The Genpei War of the late 12th century seemed to inspire many female warriors to join in the fight. More recently, the Boshin War (1868-69) also witnessed the fighting spirit of Japan's samurai-class women.
The Boshin War:The Boshin War was another civil war, pitting the ruling Tokugawa shogunate against those who wanted to return real political power to the emperor. The young Meiji Emperor had the support of the powerful Choshu and Satsuma clans, who had far fewer troops than the shogun, but more modern weaponry.
After heavy fighting on land and at sea, the shogun abdicated and the shogunate military minister surrendered Edo (Tokyo) in May of 1868. Nevertheless, shogunate forces in the north of the country held out for many months more. One of the most important battles against the Meiji Restoration movement, which featured several female warriors, was the Battle of Aizu (October and November 1868).
After a month-long siege, the Aizu region surrendered. Its samurai were sent to prisoner of war camps, and the domain was divided up and redistributed to imperial loyalists.
Yamakawa Futaba, 1844-1909As the daughter and the wife of shogunate officials in Aizu, Yamakawa Futaba was trained to fight. She participated in the defense of Tsuruga Castle against the Emperor's forces. When the castle's defenses were breached, many of the defenders committed seppuku.

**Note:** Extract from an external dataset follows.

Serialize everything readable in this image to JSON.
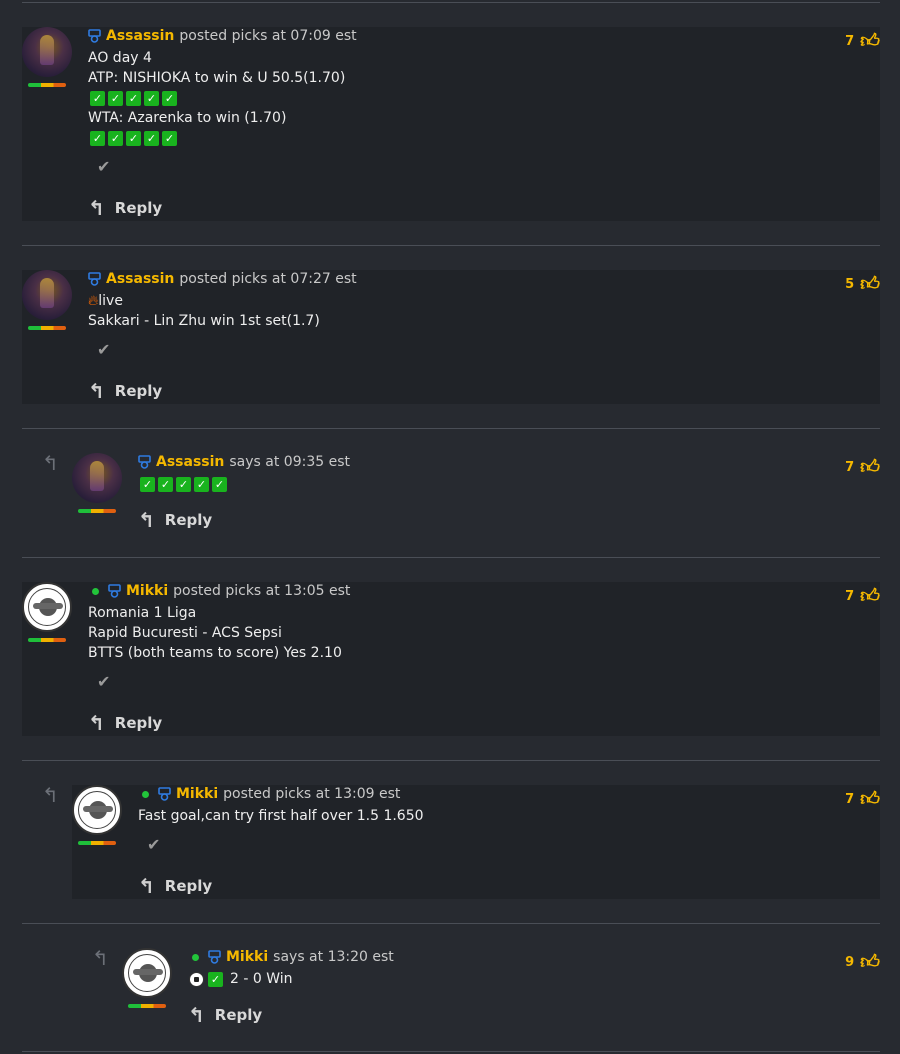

Yamakawa Futaba survived, and went on to lead the drive for improved education for women and girls in Japan.